The opinion of the court was delivered by: SCHOONMAKER
This proceeding arises out of a land condemnation case wherein the United States condemned certain lands for the purpose of erecting and maintaining the Loyalhanna Creek Flood Control Dam in this District.
In the course of these proceedings, the United States acquired title by condemnation proceedings of approximately one hundred and four acres of land belonging to the estate of Wilbur P. Graff, of which land approximately fifty-six acres were underlaid with coal. The land so taken was a part of a larger tract of four hundred and ninety acres owned in fee by the Graff Estate, and approximately thirty-five hundred acres of land in which the Graff Estate owned the coal-mining rights.
The Graff Estate moved for a new trial, assigning eleven reasons therefor; but on the argument of the motion, counsel for the Graff Estate urged only the following five reasons therefor:
1. The verdict is against the overwhelming weight of the evidence.
2. The jury disregarded the instruction of the court in rendering an arbitrary verdict inconsistent with the evidence.
3. The court erred in excluding testimony of water hazard as affecting the fair market value of the Graff Estate properties.
4. The court erred in overruling plaintiff's objections as to the cross-examination of witnesses as to their testimony before the Board of Viewers.
5. Under the record generally the plaintiff is entitled to a new trial.
As to points 1 and 2, we cannot say that the verdict is overwhelmingly against the weight of the evidence and the instructions of the court, leading us to grant a new trial in this case. There is evidence that will sustain the verdict. The mere fact that the verdict might be against a preponderance of the evidence is not a sufficient ground for granting a new trial. Weed v. Lyons Petroleum Co., D.C., 294 F. 725, 732 (Morris, D.J.), affirmed, 3 Cir., 300 F. 1005, on opinion of court below.
In addition to the testimony given in court, we have the fact that the jury in this case went out to view the premises, and could exercise its own judgment derived from that view, as well as from the evidence given in court. This is pointed out by Mr. Justice Lurton in Columbia Heights Realty Company v. Rudolph, 217 U.S. 547, on page 560, 30 S. Ct. 581, on page 586, 54 L. Ed. 877, 1. Ann.Cas. 854, as follows: "The power of the court to review the award by such a jury must, in the very nature of the matter, be limited to plain errors of law, misconduct, or grave error of fact indicating plain partiality or corruption. The jury saw and heard the witnesses; the court did not. The jury went upon and viewed the premises; the court did not. The duty to review did not involve mere error in judgment as to the extent of enhancement in value, for the judgment of the jury manifestly rested upon much which could not be brought before the court. The jury was expected to exercise its own judgment, derived from personal knowledge from a view of the premises, as well as from the opinion evidence which might be brought before them. Shoemaker v. United States, 147 U.S. 282, 13 S. Ct. 361, 37 L. Ed. 170. See also Murray v. United States, 76 U.S.App.D.C. 179, 130 F.2d 442; Willis v. United States, 69 App.D.C. 129, 99 F.2d 362, 365.

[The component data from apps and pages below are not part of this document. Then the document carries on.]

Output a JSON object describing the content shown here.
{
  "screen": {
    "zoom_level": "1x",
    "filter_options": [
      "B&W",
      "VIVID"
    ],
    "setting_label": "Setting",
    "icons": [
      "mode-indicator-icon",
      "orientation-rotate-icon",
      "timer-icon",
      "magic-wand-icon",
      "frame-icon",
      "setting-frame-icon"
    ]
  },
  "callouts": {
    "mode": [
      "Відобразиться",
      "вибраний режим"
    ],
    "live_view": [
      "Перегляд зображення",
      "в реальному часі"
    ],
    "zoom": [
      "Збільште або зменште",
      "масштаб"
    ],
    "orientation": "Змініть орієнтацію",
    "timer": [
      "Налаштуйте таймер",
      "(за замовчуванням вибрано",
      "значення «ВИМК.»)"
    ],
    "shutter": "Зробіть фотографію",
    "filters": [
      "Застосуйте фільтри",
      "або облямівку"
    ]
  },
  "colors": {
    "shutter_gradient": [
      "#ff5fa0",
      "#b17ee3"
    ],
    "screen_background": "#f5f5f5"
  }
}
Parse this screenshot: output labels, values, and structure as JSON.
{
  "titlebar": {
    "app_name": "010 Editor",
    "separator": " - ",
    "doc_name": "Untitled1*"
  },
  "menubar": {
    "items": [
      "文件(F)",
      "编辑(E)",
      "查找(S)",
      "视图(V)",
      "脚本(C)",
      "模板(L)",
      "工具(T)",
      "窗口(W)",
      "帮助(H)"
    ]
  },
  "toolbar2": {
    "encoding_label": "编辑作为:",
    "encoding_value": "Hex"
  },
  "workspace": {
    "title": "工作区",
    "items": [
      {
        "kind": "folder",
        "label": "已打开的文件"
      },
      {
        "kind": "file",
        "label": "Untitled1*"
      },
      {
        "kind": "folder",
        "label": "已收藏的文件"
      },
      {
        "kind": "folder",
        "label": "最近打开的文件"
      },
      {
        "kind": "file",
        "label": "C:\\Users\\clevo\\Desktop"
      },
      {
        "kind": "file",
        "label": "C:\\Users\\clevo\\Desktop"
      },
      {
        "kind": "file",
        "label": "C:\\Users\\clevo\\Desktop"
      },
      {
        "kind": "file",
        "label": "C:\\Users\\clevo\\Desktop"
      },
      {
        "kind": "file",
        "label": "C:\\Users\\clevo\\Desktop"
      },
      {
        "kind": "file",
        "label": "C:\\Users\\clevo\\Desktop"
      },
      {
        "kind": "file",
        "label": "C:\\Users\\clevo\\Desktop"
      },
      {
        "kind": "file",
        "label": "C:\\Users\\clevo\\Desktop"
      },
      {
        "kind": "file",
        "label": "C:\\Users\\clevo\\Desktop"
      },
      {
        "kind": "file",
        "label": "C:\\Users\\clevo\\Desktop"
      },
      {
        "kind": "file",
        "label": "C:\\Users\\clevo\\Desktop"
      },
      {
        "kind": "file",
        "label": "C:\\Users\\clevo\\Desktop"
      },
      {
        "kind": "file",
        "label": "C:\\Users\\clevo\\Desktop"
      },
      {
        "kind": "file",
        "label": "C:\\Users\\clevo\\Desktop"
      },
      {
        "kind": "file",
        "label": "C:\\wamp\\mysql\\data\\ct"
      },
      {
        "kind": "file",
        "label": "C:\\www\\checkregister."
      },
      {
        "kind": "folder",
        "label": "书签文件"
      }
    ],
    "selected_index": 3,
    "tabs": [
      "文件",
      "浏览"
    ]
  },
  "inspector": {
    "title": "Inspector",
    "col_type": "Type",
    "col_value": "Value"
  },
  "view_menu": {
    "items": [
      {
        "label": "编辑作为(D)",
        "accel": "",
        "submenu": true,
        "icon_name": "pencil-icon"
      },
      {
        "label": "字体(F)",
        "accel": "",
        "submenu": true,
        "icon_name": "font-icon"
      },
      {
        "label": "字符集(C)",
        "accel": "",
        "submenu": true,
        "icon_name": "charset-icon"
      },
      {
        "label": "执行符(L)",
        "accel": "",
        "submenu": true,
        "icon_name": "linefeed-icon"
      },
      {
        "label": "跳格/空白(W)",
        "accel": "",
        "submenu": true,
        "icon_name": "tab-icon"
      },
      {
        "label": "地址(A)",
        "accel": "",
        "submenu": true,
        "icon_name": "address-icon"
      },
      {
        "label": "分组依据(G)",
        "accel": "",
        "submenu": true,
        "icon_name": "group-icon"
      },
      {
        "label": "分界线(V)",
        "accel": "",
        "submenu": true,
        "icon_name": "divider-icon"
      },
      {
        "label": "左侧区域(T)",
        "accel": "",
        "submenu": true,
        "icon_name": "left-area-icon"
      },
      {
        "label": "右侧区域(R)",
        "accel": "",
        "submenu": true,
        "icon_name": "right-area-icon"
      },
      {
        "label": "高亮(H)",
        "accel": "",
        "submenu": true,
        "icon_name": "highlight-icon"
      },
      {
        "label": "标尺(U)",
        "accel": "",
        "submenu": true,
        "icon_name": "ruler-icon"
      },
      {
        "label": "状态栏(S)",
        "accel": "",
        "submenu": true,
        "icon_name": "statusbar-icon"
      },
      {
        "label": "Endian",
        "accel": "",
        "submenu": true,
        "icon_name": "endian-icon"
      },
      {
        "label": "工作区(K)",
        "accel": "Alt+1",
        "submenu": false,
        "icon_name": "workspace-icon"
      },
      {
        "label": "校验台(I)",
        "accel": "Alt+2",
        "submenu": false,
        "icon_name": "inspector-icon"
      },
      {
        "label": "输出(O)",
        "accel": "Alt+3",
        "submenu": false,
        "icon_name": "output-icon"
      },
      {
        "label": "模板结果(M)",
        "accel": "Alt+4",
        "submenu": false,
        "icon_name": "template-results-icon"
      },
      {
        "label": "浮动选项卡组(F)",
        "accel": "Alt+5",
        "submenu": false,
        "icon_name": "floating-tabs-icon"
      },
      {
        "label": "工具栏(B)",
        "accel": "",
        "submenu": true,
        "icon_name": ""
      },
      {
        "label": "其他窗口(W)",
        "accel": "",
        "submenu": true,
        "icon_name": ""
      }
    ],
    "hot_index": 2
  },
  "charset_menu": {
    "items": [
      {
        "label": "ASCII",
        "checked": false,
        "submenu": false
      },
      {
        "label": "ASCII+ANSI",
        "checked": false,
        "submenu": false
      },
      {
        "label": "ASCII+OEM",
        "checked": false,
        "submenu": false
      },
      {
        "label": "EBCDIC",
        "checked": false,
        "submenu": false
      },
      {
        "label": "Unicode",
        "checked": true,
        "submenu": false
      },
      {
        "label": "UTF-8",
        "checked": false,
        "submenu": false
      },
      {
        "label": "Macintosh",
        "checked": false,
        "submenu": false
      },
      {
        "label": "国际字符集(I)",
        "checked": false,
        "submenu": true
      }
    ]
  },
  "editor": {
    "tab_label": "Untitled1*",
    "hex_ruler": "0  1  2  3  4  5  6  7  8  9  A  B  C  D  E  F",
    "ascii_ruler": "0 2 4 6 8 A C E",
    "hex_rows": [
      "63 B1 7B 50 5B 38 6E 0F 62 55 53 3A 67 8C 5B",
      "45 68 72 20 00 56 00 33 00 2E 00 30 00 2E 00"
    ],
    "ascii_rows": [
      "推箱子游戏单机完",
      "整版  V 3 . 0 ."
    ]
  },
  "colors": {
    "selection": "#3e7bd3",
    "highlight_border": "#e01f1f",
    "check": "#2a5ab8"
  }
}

In this case, there was a sharp issue of fact as to whether or not the Government, in taking the land it did take for this floodcontrol dam, deprived the Graff Estate of the most possible entry into the coal underlying the lands adjacent to the dam site. The Graff Estate contended that the only feasible method of mining the coal vein here involved, was by drift entry, and that the only available place therefor was on the particular lands taken by the Government for the dam site. On the other hand, the Government contended that the balance of the coal field owned by the Graff Estate was not affected by the construction of this dam at all, because there was approximately two thousand feet of out-crop coal remaining in the area not taken by the Government, with proper tipple height, sufficient waste area, where a drift entry could be made into this coal at some distance below the dam site, and near to the center of the coal field. In addition to that, there was evidence offered by the Government that the method of drift mining is not the only way of getting this coal out of the ground, that a shaft entry into this coal at a point on Girty's Run might be made, through which this coal might be mined to better advantage than by a drift opening. In addition to this, there was evidence that the location of the dam neither contributed to, or detracted from, the value of the Graff Estate coal lands, and would have no effect on the mining of the coal lands remaining in the Graff Estate.